“Recommend” is such an incredibly strong word.
I feel good about dropping a “Respect,” though.
Page 58, Game 27: Pocket Square by CodyMace
Pocket Square is the finest hand-held video game console that 1978 never actually produced. It comes with twelve games and, had it been a thing that actually existed, would likely have taken eight D-cell batteries and weighed four pounds.
It would, in short, have been the most awesome thing five-year-old me had ever heard of.
Pocket Square reproduces the feel of ancient home video gaming with eerie precision. The graphics in that menu screen are the only real incongruity; the actual games themselves are squares and lines of various shades of green.
Best of all, you have one control mechanism: the button. Push the button, release the button. That’s what you have. That’s all you have. That’s all you DESERVE, kid.
Are the games repetitive? Oh, you bet your ass. But a lot of them are actually kinda fun.
The best of the bunch is probably mini-golf. Hold the button, and your golfer starts swaying side to side. Release it, and thwack! Hope you got the angle right! Because on this course, either you get a hole in one or you DIE.
But my personal favorite is the unauthorized port of Flappy Bird. It’s just too perfect. This is what home video game ports were like back in the day, people: sad, wretched parodies of the beloved games they claimed to represent. And we had to just roll with it, because it was this or nothing. NOTHING.
There are some problems here, unfortunately — beyond just the obvious ones imposed by the hilariously grim self-imposed limitations. Some of the games are such simple exercises in obvious timing that they never manage to really be interesting — Baseball and Platformer are the worst offenders. Shooter is just plain broken; pushing the button is supposed to shoot a bullet and make your ship move the opposite direction across the bottom of the screen. Unfortunately, pushing the button unleashes such a terrifying bulletstorm flood that it’s seriously 50/50 as to whether you’ll keep going the same direction as before (presumably because you shot an even number of bullets) or reverse (presumably because you shot odd), which makes the game much too random.

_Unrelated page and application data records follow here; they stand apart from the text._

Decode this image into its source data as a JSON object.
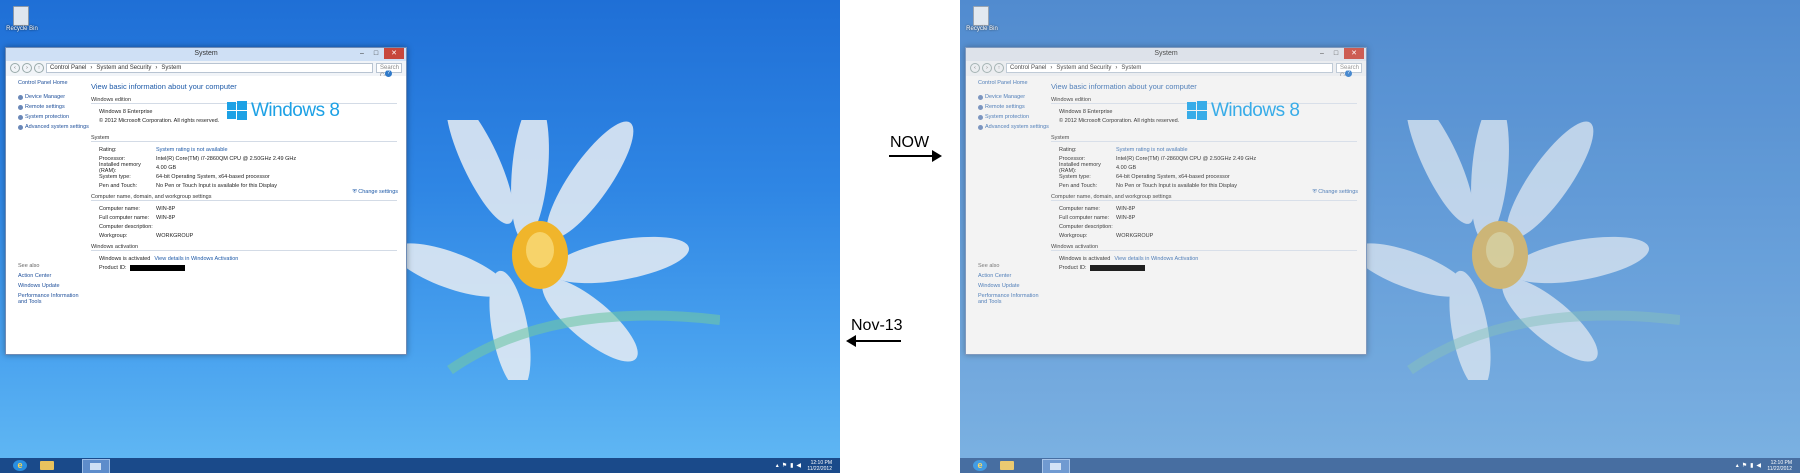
{
  "annotations": {
    "now_label": "NOW",
    "old_label": "Nov-13"
  },
  "desktop": {
    "recycle_bin_label": "Recycle Bin"
  },
  "window": {
    "title": "System",
    "controls": {
      "minimize": "–",
      "maximize": "□",
      "close": "✕"
    },
    "breadcrumb": [
      "Control Panel",
      "System and Security",
      "System"
    ],
    "search_placeholder": "Search Co...",
    "sidebar": {
      "home": "Control Panel Home",
      "items": [
        "Device Manager",
        "Remote settings",
        "System protection",
        "Advanced system settings"
      ]
    },
    "see_also": {
      "heading": "See also",
      "items": [
        "Action Center",
        "Windows Update",
        "Performance Information and Tools"
      ]
    },
    "heading": "View basic information about your computer",
    "edition": {
      "section": "Windows edition",
      "name": "Windows 8 Enterprise",
      "copyright": "© 2012 Microsoft Corporation. All rights reserved.",
      "logo_text": "Windows",
      "logo_version": "8"
    },
    "system": {
      "section": "System",
      "rows": [
        {
          "k": "Rating:",
          "v": "System rating is not available",
          "link": true
        },
        {
          "k": "Processor:",
          "v": "Intel(R) Core(TM) i7-2860QM CPU @ 2.50GHz   2.49 GHz",
          "link": false
        },
        {
          "k": "Installed memory (RAM):",
          "v": "4.00 GB",
          "link": false
        },
        {
          "k": "System type:",
          "v": "64-bit Operating System, x64-based processor",
          "link": false
        },
        {
          "k": "Pen and Touch:",
          "v": "No Pen or Touch Input is available for this Display",
          "link": false
        }
      ]
    },
    "computer": {
      "section": "Computer name, domain, and workgroup settings",
      "change_settings": "Change settings",
      "rows": [
        {
          "k": "Computer name:",
          "v": "WIN-8P"
        },
        {
          "k": "Full computer name:",
          "v": "WIN-8P"
        },
        {
          "k": "Computer description:",
          "v": ""
        },
        {
          "k": "Workgroup:",
          "v": "WORKGROUP"
        }
      ]
    },
    "activation": {
      "section": "Windows activation",
      "status": "Windows is activated",
      "details_link": "View details in Windows Activation",
      "product_id_label": "Product ID:"
    }
  },
  "taskbar": {
    "time": "12:10 PM",
    "date": "11/22/2012"
  },
  "colors": {
    "accent": "#1da1e5",
    "link": "#1e5aa8",
    "close": "#c7473c"
  }
}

The worst bug, unfortunately, is the menu that’s supposed to allow you to quit the game and select a new one. It flat out doesn’t work. However, after much button mashing, I discovered “Shift” will actually allow you to do something other than resume the game you’re on.

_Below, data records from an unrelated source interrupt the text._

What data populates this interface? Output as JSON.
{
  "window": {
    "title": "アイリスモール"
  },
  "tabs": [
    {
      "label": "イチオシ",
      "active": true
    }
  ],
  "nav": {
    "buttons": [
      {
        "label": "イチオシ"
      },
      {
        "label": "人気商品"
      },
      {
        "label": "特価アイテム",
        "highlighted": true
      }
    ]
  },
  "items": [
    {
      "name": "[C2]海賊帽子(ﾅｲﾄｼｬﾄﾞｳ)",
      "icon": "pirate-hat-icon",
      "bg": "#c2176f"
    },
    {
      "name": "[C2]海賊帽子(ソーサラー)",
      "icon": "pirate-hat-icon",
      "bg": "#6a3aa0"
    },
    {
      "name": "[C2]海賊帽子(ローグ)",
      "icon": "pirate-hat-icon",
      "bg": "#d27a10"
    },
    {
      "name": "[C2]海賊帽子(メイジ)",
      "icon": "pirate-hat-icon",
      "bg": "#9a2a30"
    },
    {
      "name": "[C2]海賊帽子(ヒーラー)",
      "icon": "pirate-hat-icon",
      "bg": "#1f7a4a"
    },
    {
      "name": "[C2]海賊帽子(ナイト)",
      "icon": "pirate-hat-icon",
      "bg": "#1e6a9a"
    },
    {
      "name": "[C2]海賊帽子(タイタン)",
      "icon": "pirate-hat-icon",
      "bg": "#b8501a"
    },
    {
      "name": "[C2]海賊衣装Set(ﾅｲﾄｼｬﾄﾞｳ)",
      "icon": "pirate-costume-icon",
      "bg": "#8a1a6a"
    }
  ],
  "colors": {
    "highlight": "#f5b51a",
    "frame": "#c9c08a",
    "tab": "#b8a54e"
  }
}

Also, I will note that the music and sound effects in general are MUCH too nice for a machine of the era. Given that the era-appropriate soundscape would be a jagged and horrifying journey through electronic hell, I respect the decision to fudge it.

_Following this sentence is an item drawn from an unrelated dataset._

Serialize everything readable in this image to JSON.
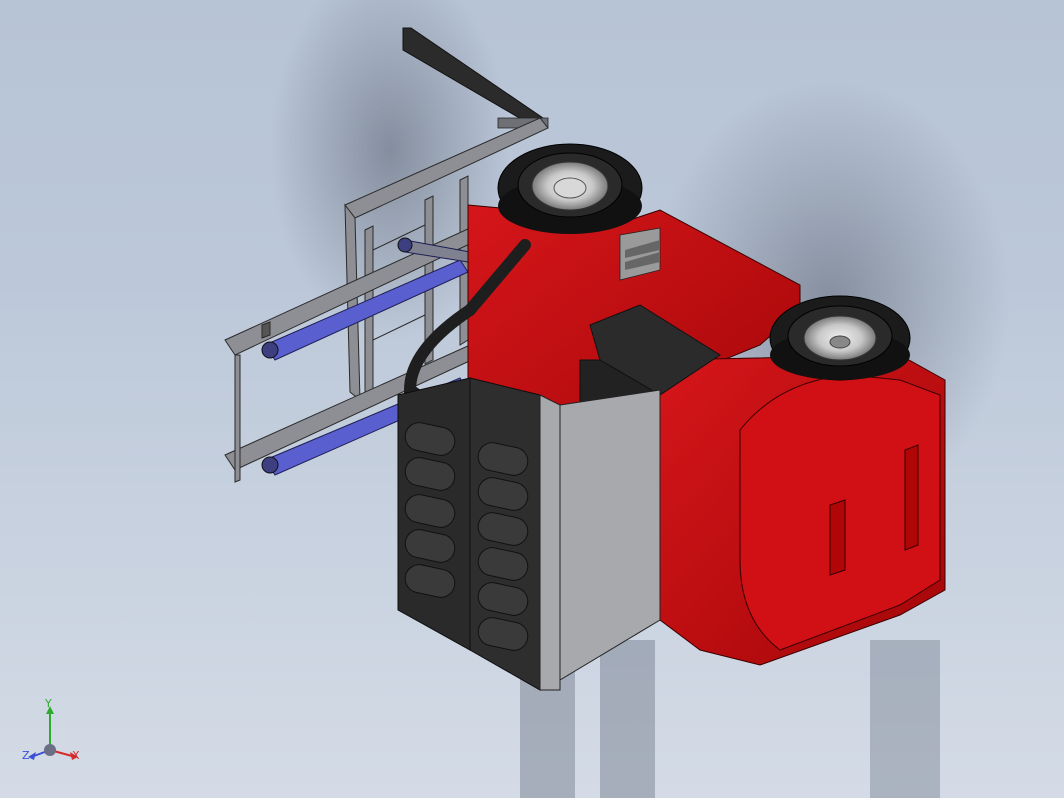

Is it fun? It is … amusing. And I note that the developer just did a mobile port. Turning my iPhone into THIS might actually be the ideal environment.
It’s honestly more of a joke than a game … but it’s a pretty good joke. And I did have fun playing some of the games.
What the hell. Recommended. It’s a silly little thing, but I found it endearing.
Will the next game use more than one color?
Page 1, Game 1: Overland by Finji
“A squad-based survival strategy game with procedurally generated levels set in post-apocalyptic North America.”
No joke, I have NOT been fudging the random numbers; I’ve been using them exclusively and faithfully since the second game. I seriously just randomly rolled-up Page 1, Game 1.
The description sounds great, and this is the bundle’s lead-off hitter. Somebody certainly though it was worth putting front and center.
I’m getting my hopes up for this one.